Find Manon’s bed, just to the right of the phalluses at the Swiss Institute
Some weeks back at the Swiss Institute on Broome and Broadway, an angular featured woman in a turban called Manon opened a show of her self portraits (and her bedroom and favorite chair) to a sparse few. Last night, a crowd including famed fashion photographer Mario Sorrenti, actress Chloe Sevigny, artist Judith Eisler, designer Daryl Kerrigan, and sundry editors from Interview, V, and the New York Times Magazine, twirled — somewhat bewildered– gazing at bald heads and bare breasts wondering, “Who is Manon?”
Credit photography editor Emma Reeves and ethereal painter Rita Ackermann, who decided the real Manon had not been properly recognized at her debut. Thus, they threw a little cocktail for some of their favorite arty oriented pals.
Who could not help but be pulled into this woman Manon? Whether she knelt, in a glitter winged unitard on the side of what looked like an air conditioner, ready for flight; or arching her 1940’s style eyebrows, pretending to be Miss Rimini, the subject of her photo book on sale at the event.
Weirdly, without Manon, I think we got the better end of the bargain. The photos, mostly all of the Zurich based artist (now 63), attack like a cabaret performer with a silent scream that prevails. “Look at me damn it! I’ve painted my lips the color of lotus root! Nude and shiny, crouched in a corner. I’ve shaved my head like a cancer victim! Or, I’ve dressed like a man, but with full make up, actually, always in every shot, with full make up, wink, wink.”

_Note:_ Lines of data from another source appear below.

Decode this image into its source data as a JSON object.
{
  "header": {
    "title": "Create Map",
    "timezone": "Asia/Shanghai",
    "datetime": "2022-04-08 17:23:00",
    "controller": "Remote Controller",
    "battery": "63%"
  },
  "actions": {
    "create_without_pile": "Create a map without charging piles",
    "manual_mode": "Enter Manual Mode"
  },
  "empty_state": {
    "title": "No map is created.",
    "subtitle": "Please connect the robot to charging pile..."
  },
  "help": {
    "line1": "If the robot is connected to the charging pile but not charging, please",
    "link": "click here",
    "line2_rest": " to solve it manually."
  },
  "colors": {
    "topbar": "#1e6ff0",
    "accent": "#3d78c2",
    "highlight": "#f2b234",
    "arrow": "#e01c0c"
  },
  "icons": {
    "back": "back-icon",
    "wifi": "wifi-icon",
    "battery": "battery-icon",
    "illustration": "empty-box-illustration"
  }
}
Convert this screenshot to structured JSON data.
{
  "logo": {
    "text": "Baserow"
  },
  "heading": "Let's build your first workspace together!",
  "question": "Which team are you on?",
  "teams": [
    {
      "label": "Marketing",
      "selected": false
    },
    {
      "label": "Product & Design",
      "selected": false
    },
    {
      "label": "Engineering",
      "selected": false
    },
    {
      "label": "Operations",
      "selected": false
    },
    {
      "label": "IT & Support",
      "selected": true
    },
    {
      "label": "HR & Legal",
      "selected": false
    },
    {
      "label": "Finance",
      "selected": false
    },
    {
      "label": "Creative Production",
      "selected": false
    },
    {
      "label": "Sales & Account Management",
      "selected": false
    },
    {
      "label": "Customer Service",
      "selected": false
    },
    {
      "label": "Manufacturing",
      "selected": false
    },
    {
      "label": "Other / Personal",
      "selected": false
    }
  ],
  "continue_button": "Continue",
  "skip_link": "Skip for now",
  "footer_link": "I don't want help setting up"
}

The absence of the artist kept us guessing, even down to her recreated boudoir in the back room of the institute. A warped salmon colored bed, worn silk covers, a line of fat conch shells posing as female genitalia, and a tray of oyster shells on the ground. Talk about a rotting libido that just won’t quit, or so we imagined, she entangled us in her sheets without our full consent. She had staged the perfect seduction, something unique in a bare it all every second modern age. (Manon, on view until June 30th, at the Swiss Institute/ Contemporary Art, 495 Broadway (at Broome), 3rd floor.)
Manon, so loud!